Task inputs:
+ + + + + + +

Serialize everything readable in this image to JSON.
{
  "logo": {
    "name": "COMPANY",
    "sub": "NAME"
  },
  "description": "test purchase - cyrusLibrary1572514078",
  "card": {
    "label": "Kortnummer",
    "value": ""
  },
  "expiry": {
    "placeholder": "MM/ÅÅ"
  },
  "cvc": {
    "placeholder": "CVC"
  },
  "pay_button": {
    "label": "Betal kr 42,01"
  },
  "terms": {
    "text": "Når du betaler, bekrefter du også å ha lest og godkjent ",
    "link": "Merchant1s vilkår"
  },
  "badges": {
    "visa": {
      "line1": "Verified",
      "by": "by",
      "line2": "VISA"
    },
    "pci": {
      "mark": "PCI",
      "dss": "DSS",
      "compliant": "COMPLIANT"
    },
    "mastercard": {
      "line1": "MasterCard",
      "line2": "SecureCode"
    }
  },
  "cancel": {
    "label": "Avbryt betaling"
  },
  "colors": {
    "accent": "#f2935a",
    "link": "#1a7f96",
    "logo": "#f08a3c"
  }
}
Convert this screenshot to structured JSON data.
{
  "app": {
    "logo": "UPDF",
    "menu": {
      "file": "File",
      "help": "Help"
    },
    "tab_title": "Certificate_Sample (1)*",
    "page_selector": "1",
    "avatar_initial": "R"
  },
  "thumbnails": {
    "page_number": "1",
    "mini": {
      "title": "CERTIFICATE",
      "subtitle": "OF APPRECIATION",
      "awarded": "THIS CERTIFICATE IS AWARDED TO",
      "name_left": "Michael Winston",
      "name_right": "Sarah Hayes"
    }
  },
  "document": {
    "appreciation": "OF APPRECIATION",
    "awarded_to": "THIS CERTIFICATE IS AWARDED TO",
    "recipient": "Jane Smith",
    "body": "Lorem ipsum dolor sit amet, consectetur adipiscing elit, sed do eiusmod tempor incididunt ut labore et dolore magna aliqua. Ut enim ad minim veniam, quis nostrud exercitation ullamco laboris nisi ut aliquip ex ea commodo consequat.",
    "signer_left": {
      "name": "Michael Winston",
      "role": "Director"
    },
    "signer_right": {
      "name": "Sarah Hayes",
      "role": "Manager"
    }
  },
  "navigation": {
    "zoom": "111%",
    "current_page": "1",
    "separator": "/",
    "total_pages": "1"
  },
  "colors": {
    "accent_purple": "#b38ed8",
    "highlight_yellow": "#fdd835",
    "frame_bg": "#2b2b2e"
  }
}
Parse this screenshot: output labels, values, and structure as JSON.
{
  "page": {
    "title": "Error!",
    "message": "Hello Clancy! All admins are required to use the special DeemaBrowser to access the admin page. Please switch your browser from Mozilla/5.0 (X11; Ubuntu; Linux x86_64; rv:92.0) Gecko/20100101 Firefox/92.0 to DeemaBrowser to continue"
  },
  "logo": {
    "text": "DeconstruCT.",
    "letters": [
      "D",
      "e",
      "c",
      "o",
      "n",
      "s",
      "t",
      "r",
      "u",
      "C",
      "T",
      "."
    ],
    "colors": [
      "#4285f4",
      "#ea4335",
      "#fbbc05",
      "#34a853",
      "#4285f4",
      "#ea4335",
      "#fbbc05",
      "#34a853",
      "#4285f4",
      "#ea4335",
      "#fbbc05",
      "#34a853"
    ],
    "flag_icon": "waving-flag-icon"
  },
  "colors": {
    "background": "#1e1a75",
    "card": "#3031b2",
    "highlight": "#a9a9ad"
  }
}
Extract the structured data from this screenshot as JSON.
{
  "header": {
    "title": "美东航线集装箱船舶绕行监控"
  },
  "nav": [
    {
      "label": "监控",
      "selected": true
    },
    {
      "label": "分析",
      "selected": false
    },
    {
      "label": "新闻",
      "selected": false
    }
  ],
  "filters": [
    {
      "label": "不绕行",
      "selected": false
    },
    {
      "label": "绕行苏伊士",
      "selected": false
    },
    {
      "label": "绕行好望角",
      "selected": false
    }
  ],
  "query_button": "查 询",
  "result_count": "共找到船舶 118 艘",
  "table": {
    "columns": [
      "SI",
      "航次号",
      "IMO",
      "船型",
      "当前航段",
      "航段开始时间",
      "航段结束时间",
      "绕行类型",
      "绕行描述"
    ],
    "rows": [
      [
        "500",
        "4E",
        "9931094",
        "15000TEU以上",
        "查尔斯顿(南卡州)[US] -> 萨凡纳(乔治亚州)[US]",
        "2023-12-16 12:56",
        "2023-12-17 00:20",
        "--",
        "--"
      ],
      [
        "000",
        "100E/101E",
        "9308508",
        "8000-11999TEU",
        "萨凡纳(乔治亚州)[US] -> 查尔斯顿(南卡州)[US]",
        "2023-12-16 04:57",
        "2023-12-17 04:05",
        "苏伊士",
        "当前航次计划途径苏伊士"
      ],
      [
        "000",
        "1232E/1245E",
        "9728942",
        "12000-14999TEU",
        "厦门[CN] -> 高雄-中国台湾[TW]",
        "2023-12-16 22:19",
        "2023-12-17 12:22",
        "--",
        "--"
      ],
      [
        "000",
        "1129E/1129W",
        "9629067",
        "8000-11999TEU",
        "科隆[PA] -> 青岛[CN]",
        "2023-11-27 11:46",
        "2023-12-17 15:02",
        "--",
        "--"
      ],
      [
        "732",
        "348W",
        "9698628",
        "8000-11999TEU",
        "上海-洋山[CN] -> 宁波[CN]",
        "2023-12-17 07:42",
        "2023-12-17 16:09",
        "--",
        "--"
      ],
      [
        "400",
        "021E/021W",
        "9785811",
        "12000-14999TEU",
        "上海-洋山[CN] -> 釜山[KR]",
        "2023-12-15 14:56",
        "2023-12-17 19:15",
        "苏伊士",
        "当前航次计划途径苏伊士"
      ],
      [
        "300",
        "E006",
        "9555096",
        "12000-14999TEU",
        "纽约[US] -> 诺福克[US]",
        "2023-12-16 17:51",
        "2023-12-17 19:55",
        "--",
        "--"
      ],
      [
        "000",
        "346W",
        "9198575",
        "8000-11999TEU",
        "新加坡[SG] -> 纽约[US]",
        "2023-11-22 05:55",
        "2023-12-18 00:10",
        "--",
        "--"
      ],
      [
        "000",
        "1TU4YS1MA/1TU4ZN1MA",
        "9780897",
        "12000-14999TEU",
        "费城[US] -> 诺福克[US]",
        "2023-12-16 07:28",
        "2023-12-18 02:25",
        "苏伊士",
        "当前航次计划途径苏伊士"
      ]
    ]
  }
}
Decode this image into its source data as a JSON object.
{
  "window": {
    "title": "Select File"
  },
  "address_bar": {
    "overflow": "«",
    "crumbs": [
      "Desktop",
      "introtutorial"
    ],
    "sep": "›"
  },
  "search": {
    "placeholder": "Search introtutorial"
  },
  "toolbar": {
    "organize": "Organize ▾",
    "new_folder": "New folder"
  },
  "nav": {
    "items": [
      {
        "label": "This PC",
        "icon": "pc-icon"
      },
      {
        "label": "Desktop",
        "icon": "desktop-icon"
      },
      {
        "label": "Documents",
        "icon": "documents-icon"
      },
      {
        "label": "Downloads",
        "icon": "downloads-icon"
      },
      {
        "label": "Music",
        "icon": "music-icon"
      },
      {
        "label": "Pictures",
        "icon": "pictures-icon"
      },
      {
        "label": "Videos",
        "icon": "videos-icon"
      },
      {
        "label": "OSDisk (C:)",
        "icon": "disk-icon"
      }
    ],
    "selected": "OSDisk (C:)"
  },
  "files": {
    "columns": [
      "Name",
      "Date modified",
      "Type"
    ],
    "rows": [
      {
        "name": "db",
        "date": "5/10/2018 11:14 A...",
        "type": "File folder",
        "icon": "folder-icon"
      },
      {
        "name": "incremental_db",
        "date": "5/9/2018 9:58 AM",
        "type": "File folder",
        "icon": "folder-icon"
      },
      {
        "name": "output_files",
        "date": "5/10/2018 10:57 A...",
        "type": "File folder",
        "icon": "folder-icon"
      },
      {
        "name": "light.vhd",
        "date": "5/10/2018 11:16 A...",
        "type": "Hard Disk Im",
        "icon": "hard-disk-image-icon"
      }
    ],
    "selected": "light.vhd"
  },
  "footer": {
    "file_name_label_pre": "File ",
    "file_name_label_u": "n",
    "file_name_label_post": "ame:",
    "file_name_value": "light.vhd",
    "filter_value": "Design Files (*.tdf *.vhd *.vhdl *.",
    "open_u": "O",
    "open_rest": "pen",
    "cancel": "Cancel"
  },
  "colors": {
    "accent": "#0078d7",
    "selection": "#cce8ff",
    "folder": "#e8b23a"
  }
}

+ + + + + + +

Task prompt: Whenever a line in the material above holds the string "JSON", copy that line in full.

Response to the task:
Serialize everything readable in this image to JSON.
Convert this screenshot to structured JSON data.
Parse this screenshot: output labels, values, and structure as JSON.
Extract the structured data from this screenshot as JSON.
Decode this image into its source data as a JSON object.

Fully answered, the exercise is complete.